In Australia, at the time of announcing the package, most businesses would have assumed they will get the payments for six months, but the Government did have an “out” contained within the legislation which allows them to make changes before the September 2020 deadline. However, any drastic changes would significantly erode confidence in the Government, as has been suggested by the leading Accounting bodies
 within Australia. On the flip side though, numerous businesses have factored in these payments to keep staff employed, which has led to the “zombie” businesses just waiting to be “put down”. Not quite the type of zombies you would imagine at the start of a global pandemic.

About the future of stimulus activity, the Australian Government has already introduced payments for certain sectors such as the federal $25,000 HomeBuilder grant aimed at reviving the construction industry. This has been backed up by the States, and for example, Western Australia has introduced their own building grant of $20,000 which is being provided in addition to the federal grant and other state grants such as the first homeowner grant. However, the HomeBuilder did not come without flaws with the restrictive timeframe and high payment thresholds for renovations. This is probably what the future of all government stimulus will probably look like – support the industries and businesses most at risk such as tourism, hospitality and construction.

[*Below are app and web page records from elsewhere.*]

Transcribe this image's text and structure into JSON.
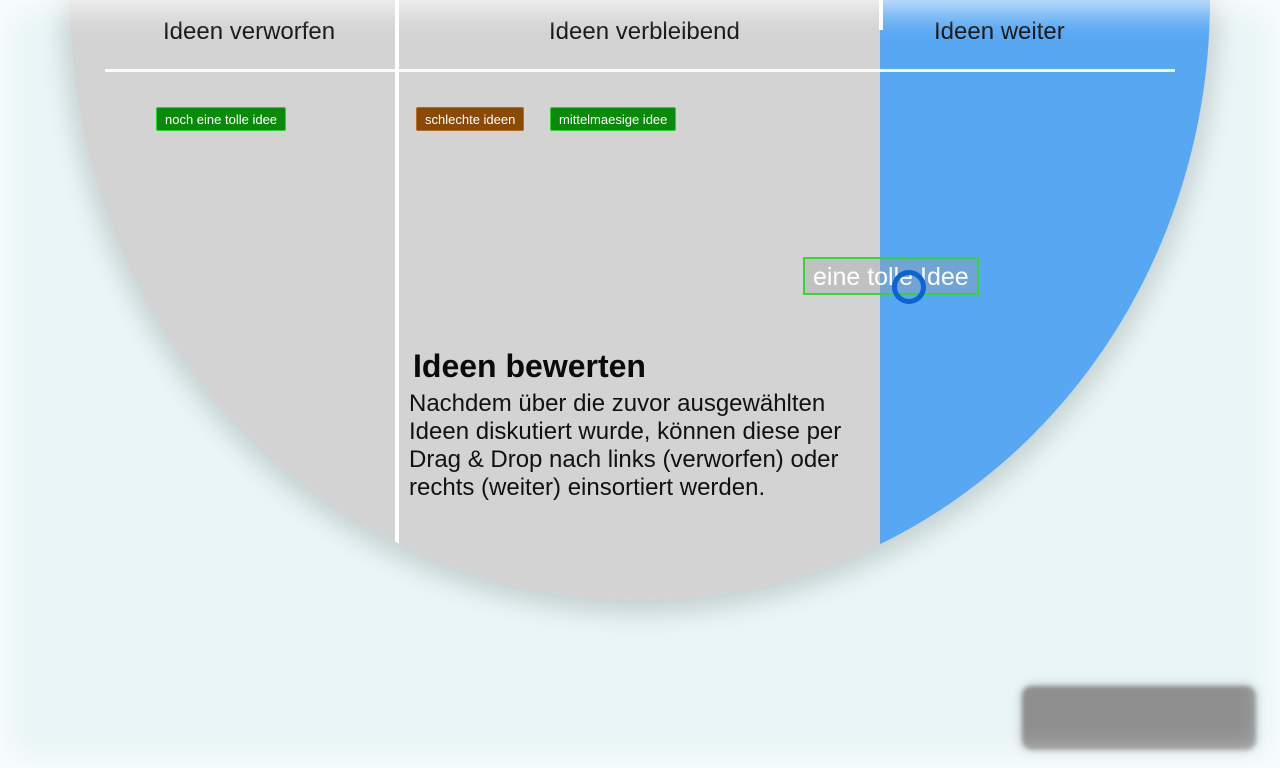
{
  "columns": {
    "rejected_title": "Ideen verworfen",
    "remaining_title": "Ideen verbleibend",
    "accepted_title": "Ideen weiter"
  },
  "ideas": {
    "rejected": [
      "noch eine tolle idee"
    ],
    "remaining": [
      "schlechte ideen",
      "mittelmaesige idee"
    ],
    "dragging": "eine tolle Idee"
  },
  "colors": {
    "accept_column": "#57a7f3",
    "chip_green": "#0a8a0a",
    "chip_brown": "#8a4a06",
    "cursor": "#0b63d6"
  },
  "tooltip": {
    "title": "Ideen bewerten",
    "body": "Nachdem über die zuvor ausgewählten Ideen diskutiert wurde, können diese per Drag & Drop nach links (verworfen) oder rechts (weiter) einsortiert werden."
  },
  "bottom_button": {
    "label": "",
    "icon": "blurred-action-button"
  }
}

Revamp of taxes – is this the time?
The upcoming Budget in October 2020 is critical. Prime Minister Scott Morrison has already stated that he is against increasing income tax rates
 with his primary reason being that rate increases do not always help grow the economy. For example, in the mid-2010s, a temporary budget repair levy of 2% was in place for a few years to balance our books so it appears there may not be COVID-19 levy.

With tax rates for some corporate entities dropping this year to 26% (25% in 2021-22) and the legislated cuts to the individual tax rates over the new 3-4 years, it will be interesting to see what the Government will do. Treasurer Josh Frydenberg has already come out in the media and  stated the Government are looking into the timing of the personal tax cuts to encourage consumer spending.

States have long questioned whether they should replace stamp duties with yearly land taxes and whether payroll tax should be abolished altogether, but without any other revenue to replace those lost taxes, those questions will continue to linger.

With GST celebrating its 20th birthday earlier this month, there has been no increase in the 10% rate since introduction which is much lower than the  GST/VAT rates levied in other OECD countries which average at about 19.3% as at January 2019. These are the issues the Government will need to consider over the coming months and years but we need to be mindful that Government handouts will not persist forever and businesses need to gain traction on opening and remaining open for as long as they can. Supporting local businesses has never been more important, and the real test is the coming months when we battle with containing cases of COVID-19. Industries need growth and businesses need to be able to stand on their own two feet again.